- How NOT to Design a Web Site - January 25, 2017
- Hazards of Poorly Written Technical Documentation - December 26, 2016
One thing I really love about Adobe FrameMaker 9 (the center piece of Technical Communication Suite 2) is its souped up interface. This is an interface that all technical communicators can love, especially if you’ve spent years constantly displaying, moving around and cleaning up all those pesky tabs.
Actually the idea of an “integrated frame” which holds together both your document window and the supplementary tabs is not a new idea at all. It has been a part of Adobe creative applications (like Illustrator, Photoshop, etc.) for a number of years. Why we FrameMaker users had to deal with all those unruly floating screens for this long I have no idea. But it’s better than never of course. I welcome FM’s new disciplined UI.

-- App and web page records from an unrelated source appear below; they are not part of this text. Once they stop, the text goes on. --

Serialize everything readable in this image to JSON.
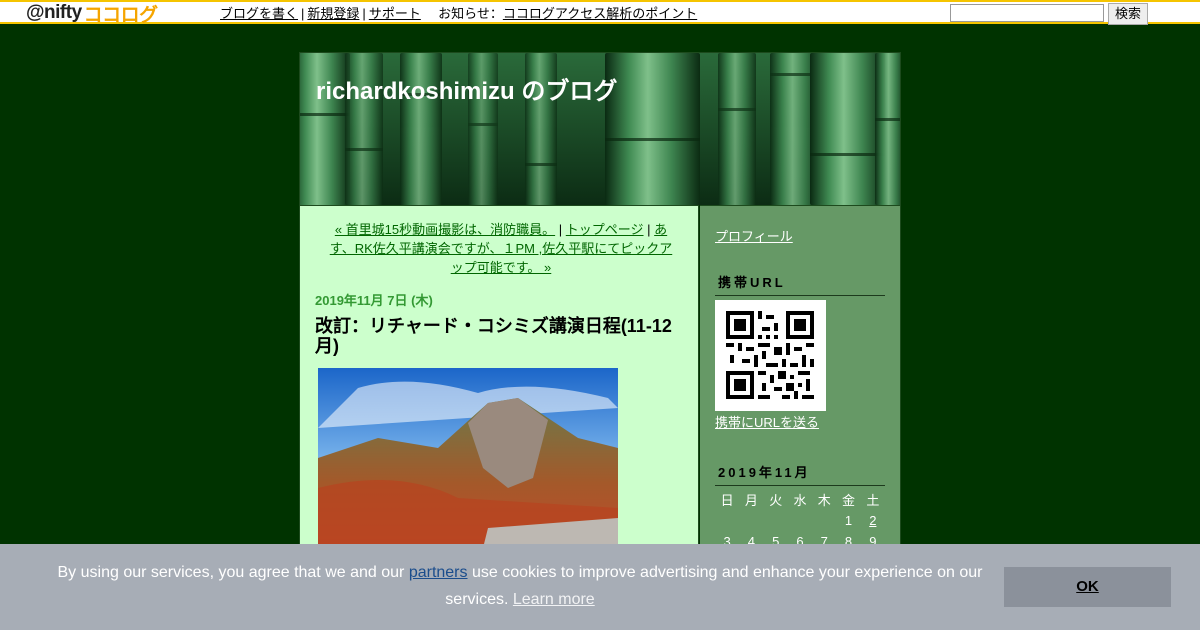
{
  "topbar": {
    "logo_prefix": "@nifty",
    "logo_suffix": "ココログ",
    "links": [
      "ブログを書く",
      "新規登録",
      "サポート",
      "お知らせ"
    ],
    "announce_sep": "：",
    "announce_link": "ココログアクセス解析のポイント",
    "search_button": "検索"
  },
  "blog": {
    "title": "richardkoshimizu のブログ",
    "nav": {
      "prev": "« 首里城15秒動画撮影は、消防職員。",
      "top": "トップページ",
      "next": "あす、RK佐久平講演会ですが、１PM ,佐久平駅にてピックアップ可能です。 »"
    },
    "post": {
      "date": "2019年11月 7日 (木)",
      "title": "改訂：リチャード・コシミズ講演日程(11-12月)"
    }
  },
  "sidebar": {
    "profile": "プロフィール",
    "mobile_heading": "携帯URL",
    "send_url": "携帯にURLを送る",
    "calendar": {
      "heading": "2019年11月",
      "weekdays": [
        "日",
        "月",
        "火",
        "水",
        "木",
        "金",
        "土"
      ],
      "row1": [
        "",
        "",
        "",
        "",
        "",
        "1",
        "2"
      ],
      "row2": [
        "3",
        "4",
        "5",
        "6",
        "7",
        "8",
        "9"
      ]
    }
  },
  "cookie": {
    "text_before": "By using our services, you agree that we and our ",
    "partners": "partners",
    "text_after": " use cookies to improve advertising and enhance your experience on our services. ",
    "learn_more": "Learn more",
    "ok": "OK"
  },
  "colors": {
    "page_bg": "#003300",
    "main_bg": "#ccffcc",
    "sidebar_bg": "#669966",
    "link_green": "#006600"
  }
}
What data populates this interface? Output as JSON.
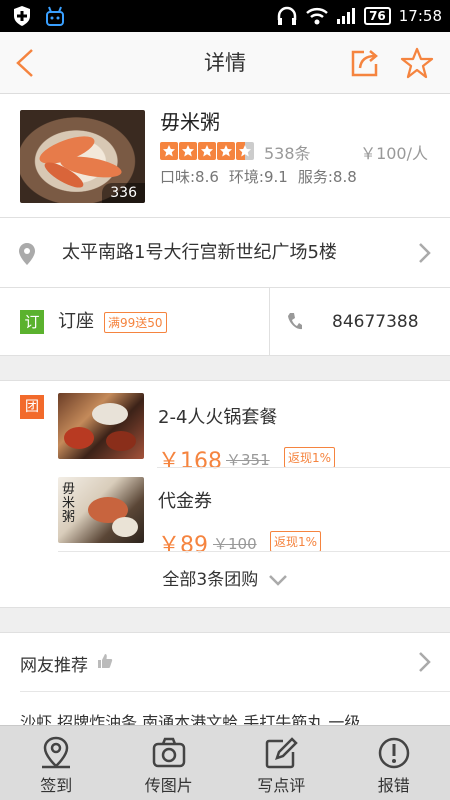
{
  "status_bar": {
    "battery": "76",
    "time": "17:58"
  },
  "header": {
    "title": "详情"
  },
  "shop": {
    "name": "毋米粥",
    "photo_count": "336",
    "rating": 4.5,
    "reviews": "538条",
    "price": "￥100/人",
    "scores": [
      "口味:8.6",
      "环境:9.1",
      "服务:8.8"
    ]
  },
  "address": "太平南路1号大行宫新世纪广场5楼",
  "booking": {
    "tag": "订",
    "label": "订座",
    "promo": "满99送50",
    "phone": "84677388"
  },
  "group_buy": {
    "tag": "团",
    "deals": [
      {
        "title": "2-4人火锅套餐",
        "price": "￥168",
        "old_price": "￥351",
        "cashback": "返现1%"
      },
      {
        "title": "代金券",
        "price": "￥89",
        "old_price": "￥100",
        "cashback": "返现1%"
      }
    ],
    "all_label": "全部3条团购"
  },
  "recommend": {
    "title": "网友推荐",
    "dishes": "沙虾  招牌炸油条  南通本港文蛤  手打牛筋丸  一级"
  },
  "tabs": [
    {
      "label": "签到",
      "icon": "location-pin-icon"
    },
    {
      "label": "传图片",
      "icon": "camera-icon"
    },
    {
      "label": "写点评",
      "icon": "edit-icon"
    },
    {
      "label": "报错",
      "icon": "error-icon"
    }
  ],
  "colors": {
    "accent": "#f5843f",
    "booking_green": "#5bb22e",
    "tuan_orange": "#f26a2b"
  }
}
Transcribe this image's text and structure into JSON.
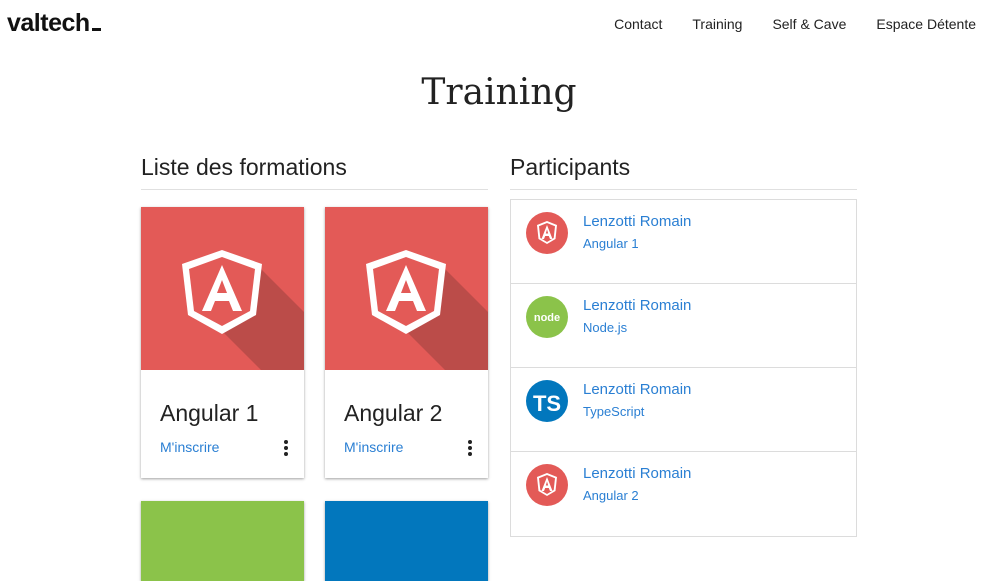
{
  "header": {
    "logo": "valtech",
    "nav": [
      "Contact",
      "Training",
      "Self & Cave",
      "Espace Détente"
    ]
  },
  "page": {
    "title": "Training"
  },
  "formations": {
    "title": "Liste des formations",
    "cards": [
      {
        "name": "Angular 1",
        "action": "M'inscrire",
        "color": "#e35a57",
        "icon": "angular-icon"
      },
      {
        "name": "Angular 2",
        "action": "M'inscrire",
        "color": "#e35a57",
        "icon": "angular-icon"
      },
      {
        "color": "#8bc34a"
      },
      {
        "color": "#0277bd"
      }
    ]
  },
  "participants": {
    "title": "Participants",
    "items": [
      {
        "name": "Lenzotti Romain",
        "course": "Angular 1",
        "icon": "angular-icon"
      },
      {
        "name": "Lenzotti Romain",
        "course": "Node.js",
        "icon": "node-icon"
      },
      {
        "name": "Lenzotti Romain",
        "course": "TypeScript",
        "icon": "typescript-icon"
      },
      {
        "name": "Lenzotti Romain",
        "course": "Angular 2",
        "icon": "angular-icon"
      }
    ]
  },
  "colors": {
    "link": "#2a7fd3",
    "angular": "#e35a57",
    "node": "#8bc34a",
    "typescript": "#0277bd"
  }
}
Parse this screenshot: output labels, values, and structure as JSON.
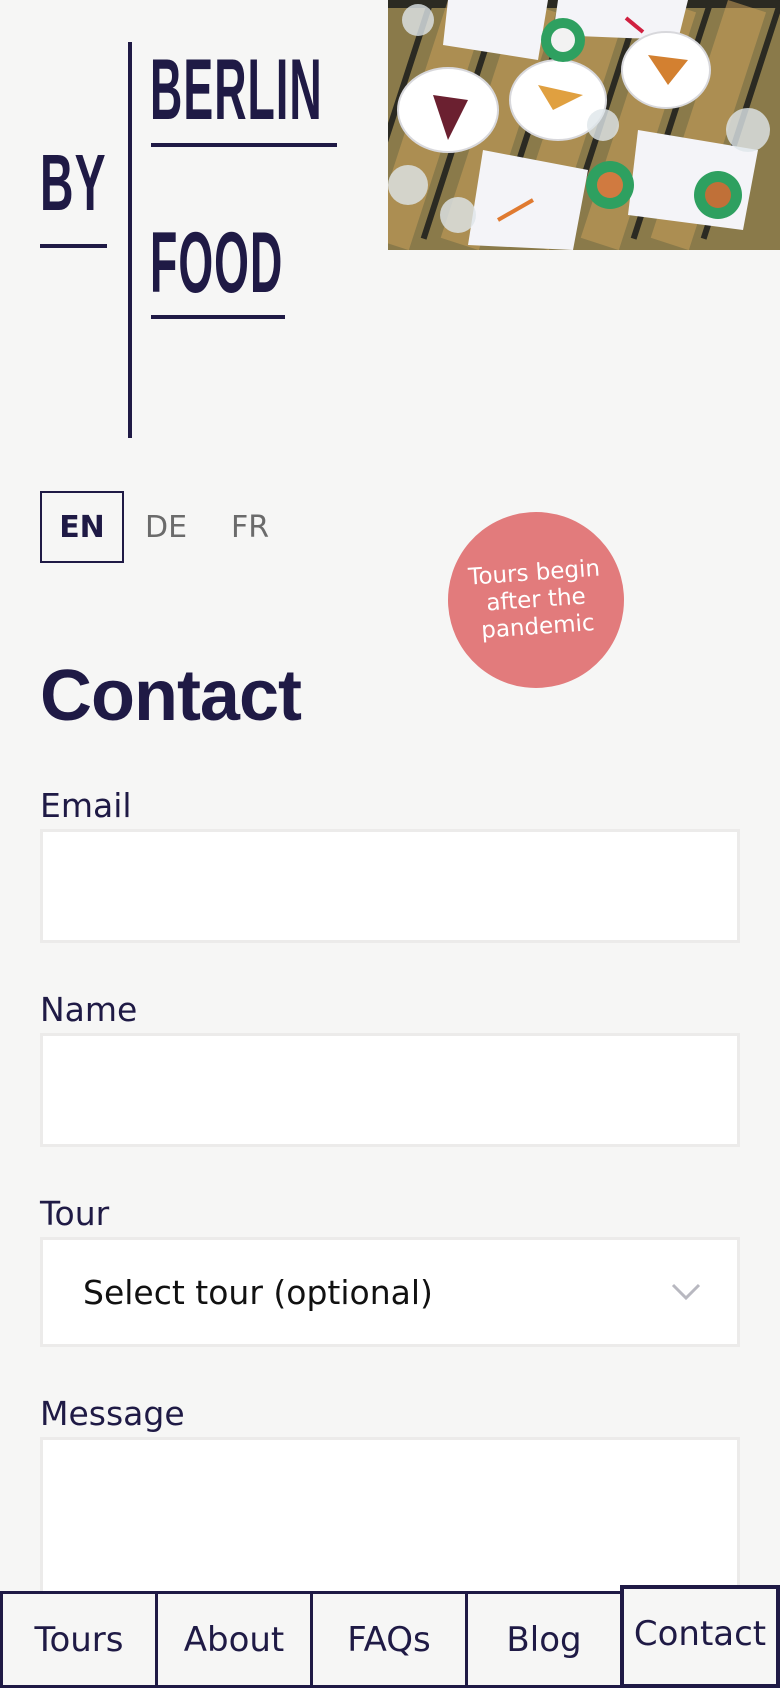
{
  "logo": {
    "by": "BY",
    "berlin": "BERLIN",
    "food": "FOOD"
  },
  "languages": [
    {
      "label": "EN",
      "active": true
    },
    {
      "label": "DE",
      "active": false
    },
    {
      "label": "FR",
      "active": false
    }
  ],
  "badge": {
    "text": "Tours begin after the pandemic",
    "color": "#e27b7c"
  },
  "page_title": "Contact",
  "form": {
    "email_label": "Email",
    "email_value": "",
    "name_label": "Name",
    "name_value": "",
    "tour_label": "Tour",
    "tour_selected": "Select tour (optional)",
    "message_label": "Message",
    "message_value": ""
  },
  "nav": {
    "items": [
      "Tours",
      "About",
      "FAQs",
      "Blog",
      "Contact"
    ],
    "active": "Contact"
  },
  "colors": {
    "primary": "#1f1a45",
    "background": "#f6f6f5"
  }
}
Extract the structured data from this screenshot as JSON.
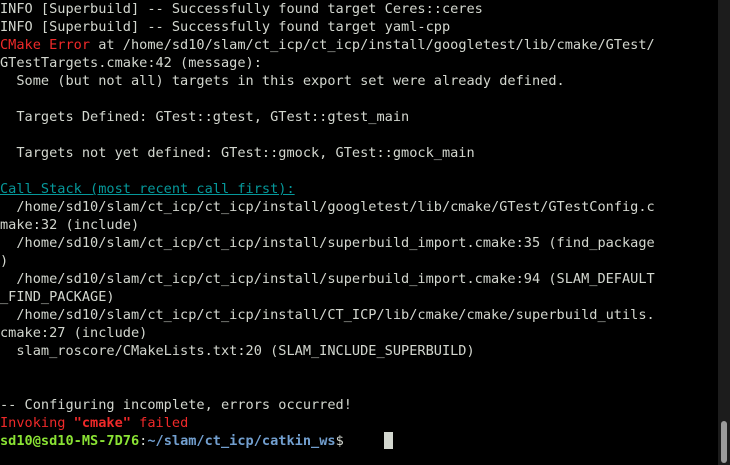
{
  "terminal": {
    "lines": [
      {
        "segments": [
          {
            "text": "INFO [Superbuild] -- Successfully found target Ceres::ceres",
            "color": "default"
          }
        ]
      },
      {
        "segments": [
          {
            "text": "INFO [Superbuild] -- Successfully found target yaml-cpp",
            "color": "default"
          }
        ]
      },
      {
        "segments": [
          {
            "text": "CMake Error",
            "color": "red"
          },
          {
            "text": " at /home/sd10/slam/ct_icp/ct_icp/install/googletest/lib/cmake/GTest/",
            "color": "default"
          }
        ]
      },
      {
        "segments": [
          {
            "text": "GTestTargets.cmake:42 (message):",
            "color": "default"
          }
        ]
      },
      {
        "segments": [
          {
            "text": "  Some (but not all) targets in this export set were already defined.",
            "color": "default"
          }
        ]
      },
      {
        "segments": []
      },
      {
        "segments": [
          {
            "text": "  Targets Defined: GTest::gtest, GTest::gtest_main",
            "color": "default"
          }
        ]
      },
      {
        "segments": []
      },
      {
        "segments": [
          {
            "text": "  Targets not yet defined: GTest::gmock, GTest::gmock_main",
            "color": "default"
          }
        ]
      },
      {
        "segments": []
      },
      {
        "segments": [
          {
            "text": "Call Stack (most recent call first):",
            "color": "cyan-u"
          }
        ]
      },
      {
        "segments": [
          {
            "text": "  /home/sd10/slam/ct_icp/ct_icp/install/googletest/lib/cmake/GTest/GTestConfig.c",
            "color": "default"
          }
        ]
      },
      {
        "segments": [
          {
            "text": "make:32 (include)",
            "color": "default"
          }
        ]
      },
      {
        "segments": [
          {
            "text": "  /home/sd10/slam/ct_icp/ct_icp/install/superbuild_import.cmake:35 (find_package",
            "color": "default"
          }
        ]
      },
      {
        "segments": [
          {
            "text": ")",
            "color": "default"
          }
        ]
      },
      {
        "segments": [
          {
            "text": "  /home/sd10/slam/ct_icp/ct_icp/install/superbuild_import.cmake:94 (SLAM_DEFAULT",
            "color": "default"
          }
        ]
      },
      {
        "segments": [
          {
            "text": "_FIND_PACKAGE)",
            "color": "default"
          }
        ]
      },
      {
        "segments": [
          {
            "text": "  /home/sd10/slam/ct_icp/ct_icp/install/CT_ICP/lib/cmake/cmake/superbuild_utils.",
            "color": "default"
          }
        ]
      },
      {
        "segments": [
          {
            "text": "cmake:27 (include)",
            "color": "default"
          }
        ]
      },
      {
        "segments": [
          {
            "text": "  slam_roscore/CMakeLists.txt:20 (SLAM_INCLUDE_SUPERBUILD)",
            "color": "default"
          }
        ]
      },
      {
        "segments": []
      },
      {
        "segments": []
      },
      {
        "segments": [
          {
            "text": "-- Configuring incomplete, errors occurred!",
            "color": "default"
          }
        ]
      },
      {
        "segments": [
          {
            "text": "Invoking ",
            "color": "red"
          },
          {
            "text": "\"cmake\"",
            "color": "red-bold"
          },
          {
            "text": " failed",
            "color": "red"
          }
        ]
      },
      {
        "segments": [
          {
            "text": "sd10@sd10-MS-7D76",
            "color": "green-bold"
          },
          {
            "text": ":",
            "color": "default"
          },
          {
            "text": "~/slam/ct_icp/catkin_ws",
            "color": "blue-bold"
          },
          {
            "text": "$ ",
            "color": "default"
          }
        ]
      }
    ]
  },
  "scrollbar": {
    "position_fraction": 1.0
  }
}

A second feature I love (which started with Technical Communication Suite 1) is the way Adobe is now pushing RoboHelp as its help application of choice. RoboHelp 8 continues to be an important part of the Technical Communication Suite 2 package.
So what will happen to Web Works, since for years we technical writers were told that WW was the best help-creation solution for FrameMaker? We’ll see. But I can imagine the mood over there at Quadralay (maker of WW) headquarters.
Another feature that was introduced with FrameMaker 8 is the built-in menu support for DITA and Structured Authoring. FM9 continues that tradition and I applaud that as well.
Here is FM9’s Photoshop- and Illustrator-like Welcome screen:
Love those easily-accessible DITA menu options:
And here is the tightly integrated Workspace that will definitely increase your productivity due to its highly customizable features. No more “floating tabs” (unless you want to and choose to create floats by ripping the tabs from their nests):
Another cool feature (also introduced in FM8) — you can view multiple FM documents or different pages of the same FM book as tabbed items, all in one screen:
FrameMaker continues to be my technical document generator and editor of choice.